- _Records from a data collection_:
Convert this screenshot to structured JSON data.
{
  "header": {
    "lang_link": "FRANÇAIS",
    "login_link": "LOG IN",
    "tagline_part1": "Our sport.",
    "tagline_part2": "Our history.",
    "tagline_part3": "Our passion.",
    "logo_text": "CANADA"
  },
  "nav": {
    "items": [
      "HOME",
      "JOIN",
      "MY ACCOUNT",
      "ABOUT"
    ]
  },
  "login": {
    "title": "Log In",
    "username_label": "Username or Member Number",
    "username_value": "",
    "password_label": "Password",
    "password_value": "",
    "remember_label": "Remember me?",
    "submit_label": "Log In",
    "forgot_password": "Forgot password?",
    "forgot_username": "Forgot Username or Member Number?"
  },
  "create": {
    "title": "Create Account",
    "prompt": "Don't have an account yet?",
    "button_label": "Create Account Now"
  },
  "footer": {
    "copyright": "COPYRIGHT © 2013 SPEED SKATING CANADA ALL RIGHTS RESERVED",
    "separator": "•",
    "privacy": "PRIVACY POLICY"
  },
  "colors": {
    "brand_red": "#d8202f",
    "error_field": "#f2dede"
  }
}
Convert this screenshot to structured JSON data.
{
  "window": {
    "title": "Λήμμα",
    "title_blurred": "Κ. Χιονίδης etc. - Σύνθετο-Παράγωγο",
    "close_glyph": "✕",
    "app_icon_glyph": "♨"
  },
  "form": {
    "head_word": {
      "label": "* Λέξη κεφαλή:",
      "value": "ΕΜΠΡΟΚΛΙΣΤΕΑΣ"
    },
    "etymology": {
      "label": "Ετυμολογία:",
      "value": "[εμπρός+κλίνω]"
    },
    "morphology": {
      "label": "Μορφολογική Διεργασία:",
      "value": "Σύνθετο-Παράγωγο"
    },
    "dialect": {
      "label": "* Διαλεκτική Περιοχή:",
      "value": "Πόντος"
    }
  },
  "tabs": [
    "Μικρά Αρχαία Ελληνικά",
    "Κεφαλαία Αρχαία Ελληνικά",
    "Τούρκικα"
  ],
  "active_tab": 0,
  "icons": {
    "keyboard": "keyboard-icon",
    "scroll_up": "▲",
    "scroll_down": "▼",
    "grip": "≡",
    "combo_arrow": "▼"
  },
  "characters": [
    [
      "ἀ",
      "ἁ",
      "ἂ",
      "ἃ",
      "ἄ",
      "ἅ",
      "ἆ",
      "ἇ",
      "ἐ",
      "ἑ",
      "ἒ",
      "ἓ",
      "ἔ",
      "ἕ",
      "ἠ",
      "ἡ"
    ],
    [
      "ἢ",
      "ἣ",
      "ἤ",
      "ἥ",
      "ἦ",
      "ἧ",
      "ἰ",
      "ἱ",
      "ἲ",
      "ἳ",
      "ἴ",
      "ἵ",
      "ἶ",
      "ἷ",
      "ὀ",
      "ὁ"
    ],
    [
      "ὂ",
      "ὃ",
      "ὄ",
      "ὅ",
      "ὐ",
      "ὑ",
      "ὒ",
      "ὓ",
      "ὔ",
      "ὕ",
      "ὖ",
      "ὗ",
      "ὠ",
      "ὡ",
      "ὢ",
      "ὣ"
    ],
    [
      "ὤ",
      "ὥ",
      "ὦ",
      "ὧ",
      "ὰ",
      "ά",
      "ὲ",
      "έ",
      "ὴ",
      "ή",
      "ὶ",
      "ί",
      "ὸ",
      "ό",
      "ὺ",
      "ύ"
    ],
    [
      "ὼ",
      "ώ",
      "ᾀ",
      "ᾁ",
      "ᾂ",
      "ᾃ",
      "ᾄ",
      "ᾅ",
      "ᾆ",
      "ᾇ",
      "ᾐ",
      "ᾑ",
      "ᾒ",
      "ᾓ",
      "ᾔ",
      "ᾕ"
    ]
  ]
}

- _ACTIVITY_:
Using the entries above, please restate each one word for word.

- _RESULT_:
Convert this screenshot to structured JSON data.
{
  "header": {
    "lang_link": "FRANÇAIS",
    "login_link": "LOG IN",
    "tagline_part1": "Our sport.",
    "tagline_part2": "Our history.",
    "tagline_part3": "Our passion.",
    "logo_text": "CANADA"
  },
  "nav": {
    "items": [
      "HOME",
      "JOIN",
      "MY ACCOUNT",
      "ABOUT"
    ]
  },
  "login": {
    "title": "Log In",
    "username_label": "Username or Member Number",
    "username_value": "",
    "password_label": "Password",
    "password_value": "",
    "remember_label": "Remember me?",
    "submit_label": "Log In",
    "forgot_password": "Forgot password?",
    "forgot_username": "Forgot Username or Member Number?"
  },
  "create": {
    "title": "Create Account",
    "prompt": "Don't have an account yet?",
    "button_label": "Create Account Now"
  },
  "footer": {
    "copyright": "COPYRIGHT © 2013 SPEED SKATING CANADA ALL RIGHTS RESERVED",
    "separator": "•",
    "privacy": "PRIVACY POLICY"
  },
  "colors": {
    "brand_red": "#d8202f",
    "error_field": "#f2dede"
  }
}
Convert this screenshot to structured JSON data.
{
  "window": {
    "title": "Λήμμα",
    "title_blurred": "Κ. Χιονίδης etc. - Σύνθετο-Παράγωγο",
    "close_glyph": "✕",
    "app_icon_glyph": "♨"
  },
  "form": {
    "head_word": {
      "label": "* Λέξη κεφαλή:",
      "value": "ΕΜΠΡΟΚΛΙΣΤΕΑΣ"
    },
    "etymology": {
      "label": "Ετυμολογία:",
      "value": "[εμπρός+κλίνω]"
    },
    "morphology": {
      "label": "Μορφολογική Διεργασία:",
      "value": "Σύνθετο-Παράγωγο"
    },
    "dialect": {
      "label": "* Διαλεκτική Περιοχή:",
      "value": "Πόντος"
    }
  },
  "tabs": [
    "Μικρά Αρχαία Ελληνικά",
    "Κεφαλαία Αρχαία Ελληνικά",
    "Τούρκικα"
  ],
  "active_tab": 0,
  "icons": {
    "keyboard": "keyboard-icon",
    "scroll_up": "▲",
    "scroll_down": "▼",
    "grip": "≡",
    "combo_arrow": "▼"
  },
  "characters": [
    [
      "ἀ",
      "ἁ",
      "ἂ",
      "ἃ",
      "ἄ",
      "ἅ",
      "ἆ",
      "ἇ",
      "ἐ",
      "ἑ",
      "ἒ",
      "ἓ",
      "ἔ",
      "ἕ",
      "ἠ",
      "ἡ"
    ],
    [
      "ἢ",
      "ἣ",
      "ἤ",
      "ἥ",
      "ἦ",
      "ἧ",
      "ἰ",
      "ἱ",
      "ἲ",
      "ἳ",
      "ἴ",
      "ἵ",
      "ἶ",
      "ἷ",
      "ὀ",
      "ὁ"
    ],
    [
      "ὂ",
      "ὃ",
      "ὄ",
      "ὅ",
      "ὐ",
      "ὑ",
      "ὒ",
      "ὓ",
      "ὔ",
      "ὕ",
      "ὖ",
      "ὗ",
      "ὠ",
      "ὡ",
      "ὢ",
      "ὣ"
    ],
    [
      "ὤ",
      "ὥ",
      "ὦ",
      "ὧ",
      "ὰ",
      "ά",
      "ὲ",
      "έ",
      "ὴ",
      "ή",
      "ὶ",
      "ί",
      "ὸ",
      "ό",
      "ὺ",
      "ύ"
    ],
    [
      "ὼ",
      "ώ",
      "ᾀ",
      "ᾁ",
      "ᾂ",
      "ᾃ",
      "ᾄ",
      "ᾅ",
      "ᾆ",
      "ᾇ",
      "ᾐ",
      "ᾑ",
      "ᾒ",
      "ᾓ",
      "ᾔ",
      "ᾕ"
    ]
  ]
}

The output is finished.